Lastly, Biden will advance U.S. values, exhibiting a union of democratic allies at a worldwide culmination of democratic systems in 2021 as a support to counter dictatorial and authoritarian regimes to reshape a disturbed world order. Such a move, which has its roots in democracy, could be seen as U.S. pressure by countries like South Korea, Israel, Indonesia, Vietnam and others to pick an openly anti-China side. Such focus on democratic systems will also be reflected in the Biden administration’s technology, 5-G and development sector wherein Biden wants to join democratic allies (which can see consonance by active engagement by the U.S. in the UK’s D-10 framework) to create secure networks based on rule of law. Biden wants the U.S. to lead the technological future, which is “made in all of America,” with a focus on ensuring Russia and China do not beat it to the punch. With respect to North Korea, Biden plans on creating a version of the U.S.-Russia “New START Treaty” while ensuring that in its quest for denuclearization and non-proliferation, the U.S. does not go back on deals it itself negotiated. Hence, a refocused attention to revive the Iran nuclear deal can also be expected. Further, Biden is keen on renewing negotiations with North Korea by including democratic allies and other nations, “including China,” into the process.
Overall, the presidency of Biden holds a continuation of transactional approaches of the U.S. but also signals a break away from isolationism amidst ‘America First’ that Trump built over the past four years. How the relationship between the two powers unfolds under new leadership in the U.S. is to be seen; bipartisan acceptance of Beijing as a national security threat and China’s progress that curtails its unwillingness to share the global stage anymore highlight a road that requires delicate balancing and dialogue.
The views and opinions expressed in this article are those of the author.
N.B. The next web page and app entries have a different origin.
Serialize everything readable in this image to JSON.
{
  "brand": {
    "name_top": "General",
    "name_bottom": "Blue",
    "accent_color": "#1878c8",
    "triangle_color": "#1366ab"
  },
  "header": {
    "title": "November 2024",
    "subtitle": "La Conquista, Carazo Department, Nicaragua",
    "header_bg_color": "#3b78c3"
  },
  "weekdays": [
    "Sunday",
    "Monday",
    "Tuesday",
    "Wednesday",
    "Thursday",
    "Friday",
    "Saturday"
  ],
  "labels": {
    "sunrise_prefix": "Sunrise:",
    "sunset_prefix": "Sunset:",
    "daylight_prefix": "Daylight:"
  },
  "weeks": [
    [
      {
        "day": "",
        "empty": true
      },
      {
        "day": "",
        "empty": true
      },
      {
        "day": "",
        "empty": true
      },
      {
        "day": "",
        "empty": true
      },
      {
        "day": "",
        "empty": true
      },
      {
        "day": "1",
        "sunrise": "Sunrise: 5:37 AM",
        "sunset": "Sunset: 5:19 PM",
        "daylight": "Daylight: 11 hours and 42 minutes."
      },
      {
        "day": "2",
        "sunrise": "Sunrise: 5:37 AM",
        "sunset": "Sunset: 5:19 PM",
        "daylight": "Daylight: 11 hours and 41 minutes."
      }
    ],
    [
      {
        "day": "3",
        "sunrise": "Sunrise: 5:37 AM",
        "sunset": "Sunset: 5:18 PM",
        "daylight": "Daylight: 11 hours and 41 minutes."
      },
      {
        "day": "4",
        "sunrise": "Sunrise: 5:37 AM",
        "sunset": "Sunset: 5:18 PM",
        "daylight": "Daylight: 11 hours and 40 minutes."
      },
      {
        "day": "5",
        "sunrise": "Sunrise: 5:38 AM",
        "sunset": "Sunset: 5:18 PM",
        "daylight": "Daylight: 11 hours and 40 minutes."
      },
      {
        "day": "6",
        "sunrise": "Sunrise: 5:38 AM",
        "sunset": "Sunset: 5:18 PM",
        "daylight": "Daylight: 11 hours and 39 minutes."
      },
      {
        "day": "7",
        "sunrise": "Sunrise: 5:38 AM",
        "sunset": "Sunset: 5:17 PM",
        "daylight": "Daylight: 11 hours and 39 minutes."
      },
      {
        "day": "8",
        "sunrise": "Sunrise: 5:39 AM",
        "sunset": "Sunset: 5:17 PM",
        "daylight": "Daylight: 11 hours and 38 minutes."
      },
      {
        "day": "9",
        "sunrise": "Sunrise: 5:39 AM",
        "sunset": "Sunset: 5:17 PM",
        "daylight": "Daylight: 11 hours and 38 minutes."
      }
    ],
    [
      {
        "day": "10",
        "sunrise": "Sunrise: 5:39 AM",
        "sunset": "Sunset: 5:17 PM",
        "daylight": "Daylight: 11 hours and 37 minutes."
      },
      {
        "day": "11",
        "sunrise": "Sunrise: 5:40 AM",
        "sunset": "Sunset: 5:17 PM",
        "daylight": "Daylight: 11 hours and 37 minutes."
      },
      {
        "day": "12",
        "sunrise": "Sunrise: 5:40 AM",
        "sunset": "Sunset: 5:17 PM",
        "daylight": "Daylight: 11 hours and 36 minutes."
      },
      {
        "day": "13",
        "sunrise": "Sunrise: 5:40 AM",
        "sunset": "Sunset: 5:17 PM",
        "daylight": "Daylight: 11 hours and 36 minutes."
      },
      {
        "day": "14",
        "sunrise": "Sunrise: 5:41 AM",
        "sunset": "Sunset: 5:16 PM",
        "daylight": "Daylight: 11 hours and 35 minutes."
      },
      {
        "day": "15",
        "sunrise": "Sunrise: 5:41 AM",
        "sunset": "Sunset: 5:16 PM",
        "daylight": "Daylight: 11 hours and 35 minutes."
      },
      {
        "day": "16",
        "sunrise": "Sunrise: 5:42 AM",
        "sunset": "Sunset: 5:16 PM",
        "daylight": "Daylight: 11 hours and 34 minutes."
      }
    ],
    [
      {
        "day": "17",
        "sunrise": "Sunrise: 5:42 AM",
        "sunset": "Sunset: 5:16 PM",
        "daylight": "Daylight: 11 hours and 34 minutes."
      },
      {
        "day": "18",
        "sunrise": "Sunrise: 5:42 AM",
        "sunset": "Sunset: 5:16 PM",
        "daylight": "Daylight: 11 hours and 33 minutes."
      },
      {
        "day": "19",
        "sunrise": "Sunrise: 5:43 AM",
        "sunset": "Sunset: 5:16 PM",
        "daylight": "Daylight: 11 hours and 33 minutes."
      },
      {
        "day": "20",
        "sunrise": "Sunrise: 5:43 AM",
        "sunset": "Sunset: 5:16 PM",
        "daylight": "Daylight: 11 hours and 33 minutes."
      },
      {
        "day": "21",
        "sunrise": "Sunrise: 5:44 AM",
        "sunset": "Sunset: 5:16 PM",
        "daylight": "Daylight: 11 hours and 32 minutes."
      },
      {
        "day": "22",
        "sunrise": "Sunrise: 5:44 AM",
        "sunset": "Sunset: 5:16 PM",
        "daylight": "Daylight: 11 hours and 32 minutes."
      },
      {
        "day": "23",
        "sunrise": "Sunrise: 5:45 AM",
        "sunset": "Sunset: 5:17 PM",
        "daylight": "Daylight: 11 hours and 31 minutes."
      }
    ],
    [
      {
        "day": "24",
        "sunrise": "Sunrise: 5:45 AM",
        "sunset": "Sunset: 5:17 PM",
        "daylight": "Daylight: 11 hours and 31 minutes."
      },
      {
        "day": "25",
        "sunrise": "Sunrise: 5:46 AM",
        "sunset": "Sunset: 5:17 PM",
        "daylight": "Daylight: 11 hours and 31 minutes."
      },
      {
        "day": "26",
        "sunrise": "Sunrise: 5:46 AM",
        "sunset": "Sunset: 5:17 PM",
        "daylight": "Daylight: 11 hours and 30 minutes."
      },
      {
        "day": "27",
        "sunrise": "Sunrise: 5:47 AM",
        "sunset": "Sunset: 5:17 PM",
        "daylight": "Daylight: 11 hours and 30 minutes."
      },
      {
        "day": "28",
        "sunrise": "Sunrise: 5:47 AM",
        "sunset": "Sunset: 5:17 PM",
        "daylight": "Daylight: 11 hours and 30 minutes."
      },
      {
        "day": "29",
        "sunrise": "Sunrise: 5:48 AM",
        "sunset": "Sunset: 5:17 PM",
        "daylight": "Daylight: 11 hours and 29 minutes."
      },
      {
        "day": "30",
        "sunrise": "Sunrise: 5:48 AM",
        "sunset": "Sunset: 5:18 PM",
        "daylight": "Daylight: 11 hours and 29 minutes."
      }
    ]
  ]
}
Eerishika Pankaj is an Editorial Assistant to the Series Editor for the Routledge Series on Think Asia and has previously been employed as a Research Associate in Bengaluru. She has also worked as a Research Intern with the Delhi Policy Group (DPG). Ms. Pankaj has been selected as a Young Leader in the 2020 cohort of the Pacific Forum’s Young Leaders Program.